A great catastrophe

It is doubtful the late Sen. Everett Dirksen, R-Ill., would have foreseen a time when a bit of sarcasm attributed to him would become obsolete.

Sometime during the 1960s, it is said, Dirksen warned against apathy regarding the national debt by commenting, “A billion here and a billion there, and pretty soon, you’re talking real money.”

But the B-word means nothing in Washington, these days. Now, it’s a trillion here, a trillion there … and still, no one seems to be worried.

A few people are. They warn that the national debt is a millstone around the necks of our children and grandchildren. Allowing it to continue increasing will have profoundly detrimental effects not just in government, but for each and every American.

Last week, the official national debt passed $27 trillion. When Dirksen died in 1969, it was just $354 billion.

It is true that much of the debt’s growth this year has been due to COVID-19. Congress and the White House have authorized enormous aid packages to help Americans get through the epidemic. One lawmaker estimated last week that $3.8 trillion in assistance had been authorized. White House and congressional negotiators continue to haggle over another round of spending, perhaps as much as $2.2 trillion.

Hundreds of billions of dollars already appropriated and being recommended for future spending have nothing to do with the epidemic, however. Some on Capitol Hill see COVID-19 as an opportunity to resolve unrelated problems.

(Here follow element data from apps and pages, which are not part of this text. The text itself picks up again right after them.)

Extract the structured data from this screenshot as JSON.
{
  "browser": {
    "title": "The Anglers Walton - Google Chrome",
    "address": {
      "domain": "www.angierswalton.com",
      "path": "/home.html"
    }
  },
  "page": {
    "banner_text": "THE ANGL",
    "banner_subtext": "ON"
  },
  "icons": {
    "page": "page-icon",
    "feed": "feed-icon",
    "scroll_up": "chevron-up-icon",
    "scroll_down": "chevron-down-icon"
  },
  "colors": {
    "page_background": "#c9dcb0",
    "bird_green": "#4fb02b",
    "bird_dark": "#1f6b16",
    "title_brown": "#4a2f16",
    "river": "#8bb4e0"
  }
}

A trillion here, a trillion there …

Pretty soon, we’ll be talking a real catastrophe.

By Patricia Older